## What you have to do
Take the entries below and give them back exactly. Leave out nothing.

## Data supplied
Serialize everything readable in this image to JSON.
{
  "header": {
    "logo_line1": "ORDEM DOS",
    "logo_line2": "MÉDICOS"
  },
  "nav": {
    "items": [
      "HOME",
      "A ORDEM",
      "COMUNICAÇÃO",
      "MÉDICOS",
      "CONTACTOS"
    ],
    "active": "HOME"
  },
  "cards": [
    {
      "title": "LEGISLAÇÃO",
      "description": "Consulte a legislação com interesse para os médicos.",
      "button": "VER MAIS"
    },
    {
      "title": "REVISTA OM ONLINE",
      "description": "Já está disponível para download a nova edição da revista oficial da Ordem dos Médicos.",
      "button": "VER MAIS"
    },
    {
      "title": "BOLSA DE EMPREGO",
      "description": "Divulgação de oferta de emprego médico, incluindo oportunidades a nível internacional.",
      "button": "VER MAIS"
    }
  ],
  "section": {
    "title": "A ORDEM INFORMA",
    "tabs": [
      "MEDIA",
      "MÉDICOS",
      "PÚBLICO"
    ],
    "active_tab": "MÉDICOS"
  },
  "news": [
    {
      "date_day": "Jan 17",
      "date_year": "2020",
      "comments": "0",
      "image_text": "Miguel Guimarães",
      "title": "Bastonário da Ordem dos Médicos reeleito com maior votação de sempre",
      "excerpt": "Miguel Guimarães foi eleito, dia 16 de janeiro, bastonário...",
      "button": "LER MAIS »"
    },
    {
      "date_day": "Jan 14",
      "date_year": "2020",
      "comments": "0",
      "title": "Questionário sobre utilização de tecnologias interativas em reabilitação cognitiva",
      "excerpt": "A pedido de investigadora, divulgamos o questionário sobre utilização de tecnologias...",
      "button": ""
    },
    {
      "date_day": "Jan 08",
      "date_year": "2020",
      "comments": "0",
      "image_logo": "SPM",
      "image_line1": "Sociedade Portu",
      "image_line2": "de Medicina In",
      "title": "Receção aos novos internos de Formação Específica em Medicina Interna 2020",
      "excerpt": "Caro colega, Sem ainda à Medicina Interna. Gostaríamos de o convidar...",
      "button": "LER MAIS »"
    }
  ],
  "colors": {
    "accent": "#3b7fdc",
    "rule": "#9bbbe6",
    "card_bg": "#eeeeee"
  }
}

## Solution for this task
Serialize everything readable in this image to JSON.
{
  "header": {
    "logo_line1": "ORDEM DOS",
    "logo_line2": "MÉDICOS"
  },
  "nav": {
    "items": [
      "HOME",
      "A ORDEM",
      "COMUNICAÇÃO",
      "MÉDICOS",
      "CONTACTOS"
    ],
    "active": "HOME"
  },
  "cards": [
    {
      "title": "LEGISLAÇÃO",
      "description": "Consulte a legislação com interesse para os médicos.",
      "button": "VER MAIS"
    },
    {
      "title": "REVISTA OM ONLINE",
      "description": "Já está disponível para download a nova edição da revista oficial da Ordem dos Médicos.",
      "button": "VER MAIS"
    },
    {
      "title": "BOLSA DE EMPREGO",
      "description": "Divulgação de oferta de emprego médico, incluindo oportunidades a nível internacional.",
      "button": "VER MAIS"
    }
  ],
  "section": {
    "title": "A ORDEM INFORMA",
    "tabs": [
      "MEDIA",
      "MÉDICOS",
      "PÚBLICO"
    ],
    "active_tab": "MÉDICOS"
  },
  "news": [
    {
      "date_day": "Jan 17",
      "date_year": "2020",
      "comments": "0",
      "image_text": "Miguel Guimarães",
      "title": "Bastonário da Ordem dos Médicos reeleito com maior votação de sempre",
      "excerpt": "Miguel Guimarães foi eleito, dia 16 de janeiro, bastonário...",
      "button": "LER MAIS »"
    },
    {
      "date_day": "Jan 14",
      "date_year": "2020",
      "comments": "0",
      "title": "Questionário sobre utilização de tecnologias interativas em reabilitação cognitiva",
      "excerpt": "A pedido de investigadora, divulgamos o questionário sobre utilização de tecnologias...",
      "button": ""
    },
    {
      "date_day": "Jan 08",
      "date_year": "2020",
      "comments": "0",
      "image_logo": "SPM",
      "image_line1": "Sociedade Portu",
      "image_line2": "de Medicina In",
      "title": "Receção aos novos internos de Formação Específica em Medicina Interna 2020",
      "excerpt": "Caro colega, Sem ainda à Medicina Interna. Gostaríamos de o convidar...",
      "button": "LER MAIS »"
    }
  ],
  "colors": {
    "accent": "#3b7fdc",
    "rule": "#9bbbe6",
    "card_bg": "#eeeeee"
  }
}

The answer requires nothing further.